      Oscar Jones 3 years ago from South Alabama

      Thank you, Kim! Yes, you used a word I can hardly spell when I need it! I earned two degrees simultaneously in Business Management, and Public Management at UAF-Alaska, but so much was going on in my life those two years that I hardly remember all the courses I took; But I've been to at least 7 ARFF/aircraft rescue-firefighting training courses and several airport management/safety classes, and trained as a E.T.T. (trauma technician) at one point, during my years as an airport operator in Alaska. I hardly use those skills now, but hope to write about them as well. We are All students if we are still learning, right? much appreciated!!

    • ocfireflies profile image

      ocfireflies 3 years ago from North Carolina

      I am a huge admirer of truck drivers. In so many ways, their contributions to the management and distribution of goods keep us all afloat and the drivers must endure the bureaucracy which can be a safety measure, but does not always take into account the truths found along the road. Thanks for this hub and look further to reading many more.

      ocfireflies aka Kim

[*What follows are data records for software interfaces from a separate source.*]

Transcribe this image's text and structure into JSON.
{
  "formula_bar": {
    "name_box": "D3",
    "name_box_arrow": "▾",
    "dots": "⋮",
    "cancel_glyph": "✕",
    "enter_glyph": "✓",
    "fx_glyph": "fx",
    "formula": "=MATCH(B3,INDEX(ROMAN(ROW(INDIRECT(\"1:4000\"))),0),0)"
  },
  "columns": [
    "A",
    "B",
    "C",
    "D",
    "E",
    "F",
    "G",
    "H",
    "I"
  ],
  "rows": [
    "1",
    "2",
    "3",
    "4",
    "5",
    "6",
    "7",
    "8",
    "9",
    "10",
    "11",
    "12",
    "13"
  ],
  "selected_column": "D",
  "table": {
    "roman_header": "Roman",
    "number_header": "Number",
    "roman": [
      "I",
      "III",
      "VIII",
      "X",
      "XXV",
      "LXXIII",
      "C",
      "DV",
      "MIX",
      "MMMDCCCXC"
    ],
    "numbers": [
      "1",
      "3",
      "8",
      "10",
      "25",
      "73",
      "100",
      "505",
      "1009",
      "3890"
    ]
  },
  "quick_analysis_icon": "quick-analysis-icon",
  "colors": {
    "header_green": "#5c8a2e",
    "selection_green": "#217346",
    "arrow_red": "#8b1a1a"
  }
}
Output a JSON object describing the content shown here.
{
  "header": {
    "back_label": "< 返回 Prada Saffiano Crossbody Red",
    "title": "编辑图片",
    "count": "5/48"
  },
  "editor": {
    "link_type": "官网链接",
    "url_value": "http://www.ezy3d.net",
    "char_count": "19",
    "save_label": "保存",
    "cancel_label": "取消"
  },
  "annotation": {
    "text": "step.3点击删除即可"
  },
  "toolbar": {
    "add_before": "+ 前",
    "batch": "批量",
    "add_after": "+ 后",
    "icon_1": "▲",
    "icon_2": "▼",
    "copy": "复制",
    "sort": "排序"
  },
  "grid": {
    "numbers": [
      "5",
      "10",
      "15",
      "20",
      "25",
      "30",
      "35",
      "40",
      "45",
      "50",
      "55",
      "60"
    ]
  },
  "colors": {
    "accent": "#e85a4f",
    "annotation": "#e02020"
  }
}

      PS--I also admire your willingness to further your education and do so in such a practical and meaningful way.